(EXERCISE)
Please repeat the data shown below, word for word.

(Data about app and page elements)
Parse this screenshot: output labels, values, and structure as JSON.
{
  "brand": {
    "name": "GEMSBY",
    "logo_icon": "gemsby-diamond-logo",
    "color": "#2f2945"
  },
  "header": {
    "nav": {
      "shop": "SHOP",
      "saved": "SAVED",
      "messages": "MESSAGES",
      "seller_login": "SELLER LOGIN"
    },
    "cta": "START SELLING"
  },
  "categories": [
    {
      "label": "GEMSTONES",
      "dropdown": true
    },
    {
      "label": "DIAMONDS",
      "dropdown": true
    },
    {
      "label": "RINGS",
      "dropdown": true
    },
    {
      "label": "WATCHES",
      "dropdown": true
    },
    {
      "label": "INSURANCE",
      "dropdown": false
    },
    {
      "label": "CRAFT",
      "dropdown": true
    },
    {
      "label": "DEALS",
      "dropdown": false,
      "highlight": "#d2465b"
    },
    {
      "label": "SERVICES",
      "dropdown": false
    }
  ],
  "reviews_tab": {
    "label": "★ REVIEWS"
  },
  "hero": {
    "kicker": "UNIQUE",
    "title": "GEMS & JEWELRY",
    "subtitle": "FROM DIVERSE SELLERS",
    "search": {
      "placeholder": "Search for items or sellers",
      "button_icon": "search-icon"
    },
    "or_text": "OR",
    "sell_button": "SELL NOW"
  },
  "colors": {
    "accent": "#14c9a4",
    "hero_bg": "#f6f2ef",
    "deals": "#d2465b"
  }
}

(OUTPUT FOR THIS TASK)
Parse this screenshot: output labels, values, and structure as JSON.
{
  "brand": {
    "name": "GEMSBY",
    "logo_icon": "gemsby-diamond-logo",
    "color": "#2f2945"
  },
  "header": {
    "nav": {
      "shop": "SHOP",
      "saved": "SAVED",
      "messages": "MESSAGES",
      "seller_login": "SELLER LOGIN"
    },
    "cta": "START SELLING"
  },
  "categories": [
    {
      "label": "GEMSTONES",
      "dropdown": true
    },
    {
      "label": "DIAMONDS",
      "dropdown": true
    },
    {
      "label": "RINGS",
      "dropdown": true
    },
    {
      "label": "WATCHES",
      "dropdown": true
    },
    {
      "label": "INSURANCE",
      "dropdown": false
    },
    {
      "label": "CRAFT",
      "dropdown": true
    },
    {
      "label": "DEALS",
      "dropdown": false,
      "highlight": "#d2465b"
    },
    {
      "label": "SERVICES",
      "dropdown": false
    }
  ],
  "reviews_tab": {
    "label": "★ REVIEWS"
  },
  "hero": {
    "kicker": "UNIQUE",
    "title": "GEMS & JEWELRY",
    "subtitle": "FROM DIVERSE SELLERS",
    "search": {
      "placeholder": "Search for items or sellers",
      "button_icon": "search-icon"
    },
    "or_text": "OR",
    "sell_button": "SELL NOW"
  },
  "colors": {
    "accent": "#14c9a4",
    "hero_bg": "#f6f2ef",
    "deals": "#d2465b"
  }
}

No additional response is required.